▶ RECORDS SHOWN

+ + + +

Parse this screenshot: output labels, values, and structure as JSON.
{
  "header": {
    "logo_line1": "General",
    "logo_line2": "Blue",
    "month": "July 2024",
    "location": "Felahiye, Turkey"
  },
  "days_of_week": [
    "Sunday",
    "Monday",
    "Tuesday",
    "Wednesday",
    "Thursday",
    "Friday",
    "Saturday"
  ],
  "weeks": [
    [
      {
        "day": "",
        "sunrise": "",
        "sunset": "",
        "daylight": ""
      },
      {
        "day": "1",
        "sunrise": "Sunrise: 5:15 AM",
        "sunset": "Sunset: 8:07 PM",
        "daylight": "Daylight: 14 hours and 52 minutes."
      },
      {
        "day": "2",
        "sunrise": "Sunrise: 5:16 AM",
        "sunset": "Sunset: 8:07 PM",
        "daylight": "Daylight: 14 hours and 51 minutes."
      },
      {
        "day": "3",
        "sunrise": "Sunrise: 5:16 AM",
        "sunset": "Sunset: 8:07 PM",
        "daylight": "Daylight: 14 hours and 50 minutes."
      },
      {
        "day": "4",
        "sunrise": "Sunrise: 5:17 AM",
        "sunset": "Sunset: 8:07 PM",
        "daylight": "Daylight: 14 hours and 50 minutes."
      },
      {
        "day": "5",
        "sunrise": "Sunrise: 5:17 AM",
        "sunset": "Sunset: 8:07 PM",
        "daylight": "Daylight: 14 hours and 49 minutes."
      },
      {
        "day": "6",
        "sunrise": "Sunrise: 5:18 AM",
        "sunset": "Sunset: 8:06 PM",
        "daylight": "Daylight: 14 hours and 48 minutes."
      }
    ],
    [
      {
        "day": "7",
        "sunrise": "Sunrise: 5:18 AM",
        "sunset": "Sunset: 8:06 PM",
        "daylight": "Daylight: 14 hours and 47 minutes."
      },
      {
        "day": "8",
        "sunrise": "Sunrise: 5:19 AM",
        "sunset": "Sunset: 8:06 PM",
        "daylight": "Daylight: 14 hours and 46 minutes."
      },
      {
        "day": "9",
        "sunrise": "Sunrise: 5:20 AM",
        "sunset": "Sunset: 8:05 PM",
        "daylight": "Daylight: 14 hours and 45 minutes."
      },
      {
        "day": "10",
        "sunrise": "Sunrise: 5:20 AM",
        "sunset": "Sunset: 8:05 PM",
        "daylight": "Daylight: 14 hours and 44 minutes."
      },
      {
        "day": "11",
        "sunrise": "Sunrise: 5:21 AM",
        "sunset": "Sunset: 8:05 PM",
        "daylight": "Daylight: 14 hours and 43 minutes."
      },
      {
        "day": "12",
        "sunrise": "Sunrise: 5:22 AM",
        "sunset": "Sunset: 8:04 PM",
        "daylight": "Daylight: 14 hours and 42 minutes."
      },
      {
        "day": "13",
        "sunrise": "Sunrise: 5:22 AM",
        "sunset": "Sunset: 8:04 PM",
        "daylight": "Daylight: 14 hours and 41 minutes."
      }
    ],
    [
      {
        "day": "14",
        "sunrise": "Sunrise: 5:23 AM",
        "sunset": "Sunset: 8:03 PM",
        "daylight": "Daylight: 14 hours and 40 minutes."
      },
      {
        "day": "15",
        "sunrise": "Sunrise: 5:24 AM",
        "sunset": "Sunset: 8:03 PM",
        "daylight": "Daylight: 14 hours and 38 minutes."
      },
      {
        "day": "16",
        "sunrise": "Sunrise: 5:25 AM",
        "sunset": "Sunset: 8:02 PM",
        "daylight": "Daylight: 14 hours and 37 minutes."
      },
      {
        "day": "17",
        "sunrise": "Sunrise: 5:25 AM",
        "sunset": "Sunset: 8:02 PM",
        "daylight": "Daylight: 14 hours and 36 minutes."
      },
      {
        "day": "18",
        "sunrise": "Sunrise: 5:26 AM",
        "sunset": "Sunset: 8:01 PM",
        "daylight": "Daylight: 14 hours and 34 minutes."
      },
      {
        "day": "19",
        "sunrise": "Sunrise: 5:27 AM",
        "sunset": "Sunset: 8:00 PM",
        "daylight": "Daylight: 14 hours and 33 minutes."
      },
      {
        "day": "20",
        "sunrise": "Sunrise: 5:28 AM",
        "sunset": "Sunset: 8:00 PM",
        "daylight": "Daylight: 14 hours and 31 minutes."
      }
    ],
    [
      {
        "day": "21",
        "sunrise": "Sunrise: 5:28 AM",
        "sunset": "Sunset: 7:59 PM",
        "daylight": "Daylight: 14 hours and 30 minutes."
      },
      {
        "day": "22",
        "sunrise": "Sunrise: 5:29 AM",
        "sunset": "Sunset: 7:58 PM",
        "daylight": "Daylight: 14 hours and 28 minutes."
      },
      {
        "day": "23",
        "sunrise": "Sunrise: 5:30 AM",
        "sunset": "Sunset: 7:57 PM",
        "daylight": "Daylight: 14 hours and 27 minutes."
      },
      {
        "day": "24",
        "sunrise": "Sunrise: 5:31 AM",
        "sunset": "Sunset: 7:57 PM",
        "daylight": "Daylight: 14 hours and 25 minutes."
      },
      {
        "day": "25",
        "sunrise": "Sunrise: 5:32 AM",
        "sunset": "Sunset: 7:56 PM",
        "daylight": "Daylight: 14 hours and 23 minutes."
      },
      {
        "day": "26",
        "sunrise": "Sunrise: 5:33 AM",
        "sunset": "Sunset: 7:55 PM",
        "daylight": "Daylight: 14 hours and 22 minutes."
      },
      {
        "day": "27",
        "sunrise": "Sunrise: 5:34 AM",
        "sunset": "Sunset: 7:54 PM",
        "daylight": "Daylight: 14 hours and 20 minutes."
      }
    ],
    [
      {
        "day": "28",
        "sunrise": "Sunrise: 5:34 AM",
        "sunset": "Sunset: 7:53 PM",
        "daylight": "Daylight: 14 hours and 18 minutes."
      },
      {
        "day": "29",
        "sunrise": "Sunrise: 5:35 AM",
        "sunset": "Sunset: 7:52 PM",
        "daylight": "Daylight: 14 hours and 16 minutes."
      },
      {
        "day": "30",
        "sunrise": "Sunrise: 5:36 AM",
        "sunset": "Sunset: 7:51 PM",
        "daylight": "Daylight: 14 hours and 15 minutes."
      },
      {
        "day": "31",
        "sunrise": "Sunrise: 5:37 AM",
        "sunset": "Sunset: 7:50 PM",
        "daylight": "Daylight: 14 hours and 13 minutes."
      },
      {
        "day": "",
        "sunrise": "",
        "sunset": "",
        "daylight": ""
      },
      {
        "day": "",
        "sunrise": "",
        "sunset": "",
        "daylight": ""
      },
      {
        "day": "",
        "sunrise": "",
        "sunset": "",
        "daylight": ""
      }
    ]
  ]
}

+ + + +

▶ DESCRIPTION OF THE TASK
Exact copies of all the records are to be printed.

▶ RESULT FOR THIS EXERCISE
Parse this screenshot: output labels, values, and structure as JSON.
{
  "header": {
    "logo_line1": "General",
    "logo_line2": "Blue",
    "month": "July 2024",
    "location": "Felahiye, Turkey"
  },
  "days_of_week": [
    "Sunday",
    "Monday",
    "Tuesday",
    "Wednesday",
    "Thursday",
    "Friday",
    "Saturday"
  ],
  "weeks": [
    [
      {
        "day": "",
        "sunrise": "",
        "sunset": "",
        "daylight": ""
      },
      {
        "day": "1",
        "sunrise": "Sunrise: 5:15 AM",
        "sunset": "Sunset: 8:07 PM",
        "daylight": "Daylight: 14 hours and 52 minutes."
      },
      {
        "day": "2",
        "sunrise": "Sunrise: 5:16 AM",
        "sunset": "Sunset: 8:07 PM",
        "daylight": "Daylight: 14 hours and 51 minutes."
      },
      {
        "day": "3",
        "sunrise": "Sunrise: 5:16 AM",
        "sunset": "Sunset: 8:07 PM",
        "daylight": "Daylight: 14 hours and 50 minutes."
      },
      {
        "day": "4",
        "sunrise": "Sunrise: 5:17 AM",
        "sunset": "Sunset: 8:07 PM",
        "daylight": "Daylight: 14 hours and 50 minutes."
      },
      {
        "day": "5",
        "sunrise": "Sunrise: 5:17 AM",
        "sunset": "Sunset: 8:07 PM",
        "daylight": "Daylight: 14 hours and 49 minutes."
      },
      {
        "day": "6",
        "sunrise": "Sunrise: 5:18 AM",
        "sunset": "Sunset: 8:06 PM",
        "daylight": "Daylight: 14 hours and 48 minutes."
      }
    ],
    [
      {
        "day": "7",
        "sunrise": "Sunrise: 5:18 AM",
        "sunset": "Sunset: 8:06 PM",
        "daylight": "Daylight: 14 hours and 47 minutes."
      },
      {
        "day": "8",
        "sunrise": "Sunrise: 5:19 AM",
        "sunset": "Sunset: 8:06 PM",
        "daylight": "Daylight: 14 hours and 46 minutes."
      },
      {
        "day": "9",
        "sunrise": "Sunrise: 5:20 AM",
        "sunset": "Sunset: 8:05 PM",
        "daylight": "Daylight: 14 hours and 45 minutes."
      },
      {
        "day": "10",
        "sunrise": "Sunrise: 5:20 AM",
        "sunset": "Sunset: 8:05 PM",
        "daylight": "Daylight: 14 hours and 44 minutes."
      },
      {
        "day": "11",
        "sunrise": "Sunrise: 5:21 AM",
        "sunset": "Sunset: 8:05 PM",
        "daylight": "Daylight: 14 hours and 43 minutes."
      },
      {
        "day": "12",
        "sunrise": "Sunrise: 5:22 AM",
        "sunset": "Sunset: 8:04 PM",
        "daylight": "Daylight: 14 hours and 42 minutes."
      },
      {
        "day": "13",
        "sunrise": "Sunrise: 5:22 AM",
        "sunset": "Sunset: 8:04 PM",
        "daylight": "Daylight: 14 hours and 41 minutes."
      }
    ],
    [
      {
        "day": "14",
        "sunrise": "Sunrise: 5:23 AM",
        "sunset": "Sunset: 8:03 PM",
        "daylight": "Daylight: 14 hours and 40 minutes."
      },
      {
        "day": "15",
        "sunrise": "Sunrise: 5:24 AM",
        "sunset": "Sunset: 8:03 PM",
        "daylight": "Daylight: 14 hours and 38 minutes."
      },
      {
        "day": "16",
        "sunrise": "Sunrise: 5:25 AM",
        "sunset": "Sunset: 8:02 PM",
        "daylight": "Daylight: 14 hours and 37 minutes."
      },
      {
        "day": "17",
        "sunrise": "Sunrise: 5:25 AM",
        "sunset": "Sunset: 8:02 PM",
        "daylight": "Daylight: 14 hours and 36 minutes."
      },
      {
        "day": "18",
        "sunrise": "Sunrise: 5:26 AM",
        "sunset": "Sunset: 8:01 PM",
        "daylight": "Daylight: 14 hours and 34 minutes."
      },
      {
        "day": "19",
        "sunrise": "Sunrise: 5:27 AM",
        "sunset": "Sunset: 8:00 PM",
        "daylight": "Daylight: 14 hours and 33 minutes."
      },
      {
        "day": "20",
        "sunrise": "Sunrise: 5:28 AM",
        "sunset": "Sunset: 8:00 PM",
        "daylight": "Daylight: 14 hours and 31 minutes."
      }
    ],
    [
      {
        "day": "21",
        "sunrise": "Sunrise: 5:28 AM",
        "sunset": "Sunset: 7:59 PM",
        "daylight": "Daylight: 14 hours and 30 minutes."
      },
      {
        "day": "22",
        "sunrise": "Sunrise: 5:29 AM",
        "sunset": "Sunset: 7:58 PM",
        "daylight": "Daylight: 14 hours and 28 minutes."
      },
      {
        "day": "23",
        "sunrise": "Sunrise: 5:30 AM",
        "sunset": "Sunset: 7:57 PM",
        "daylight": "Daylight: 14 hours and 27 minutes."
      },
      {
        "day": "24",
        "sunrise": "Sunrise: 5:31 AM",
        "sunset": "Sunset: 7:57 PM",
        "daylight": "Daylight: 14 hours and 25 minutes."
      },
      {
        "day": "25",
        "sunrise": "Sunrise: 5:32 AM",
        "sunset": "Sunset: 7:56 PM",
        "daylight": "Daylight: 14 hours and 23 minutes."
      },
      {
        "day": "26",
        "sunrise": "Sunrise: 5:33 AM",
        "sunset": "Sunset: 7:55 PM",
        "daylight": "Daylight: 14 hours and 22 minutes."
      },
      {
        "day": "27",
        "sunrise": "Sunrise: 5:34 AM",
        "sunset": "Sunset: 7:54 PM",
        "daylight": "Daylight: 14 hours and 20 minutes."
      }
    ],
    [
      {
        "day": "28",
        "sunrise": "Sunrise: 5:34 AM",
        "sunset": "Sunset: 7:53 PM",
        "daylight": "Daylight: 14 hours and 18 minutes."
      },
      {
        "day": "29",
        "sunrise": "Sunrise: 5:35 AM",
        "sunset": "Sunset: 7:52 PM",
        "daylight": "Daylight: 14 hours and 16 minutes."
      },
      {
        "day": "30",
        "sunrise": "Sunrise: 5:36 AM",
        "sunset": "Sunset: 7:51 PM",
        "daylight": "Daylight: 14 hours and 15 minutes."
      },
      {
        "day": "31",
        "sunrise": "Sunrise: 5:37 AM",
        "sunset": "Sunset: 7:50 PM",
        "daylight": "Daylight: 14 hours and 13 minutes."
      },
      {
        "day": "",
        "sunrise": "",
        "sunset": "",
        "daylight": ""
      },
      {
        "day": "",
        "sunrise": "",
        "sunset": "",
        "daylight": ""
      },
      {
        "day": "",
        "sunrise": "",
        "sunset": "",
        "daylight": ""
      }
    ]
  ]
}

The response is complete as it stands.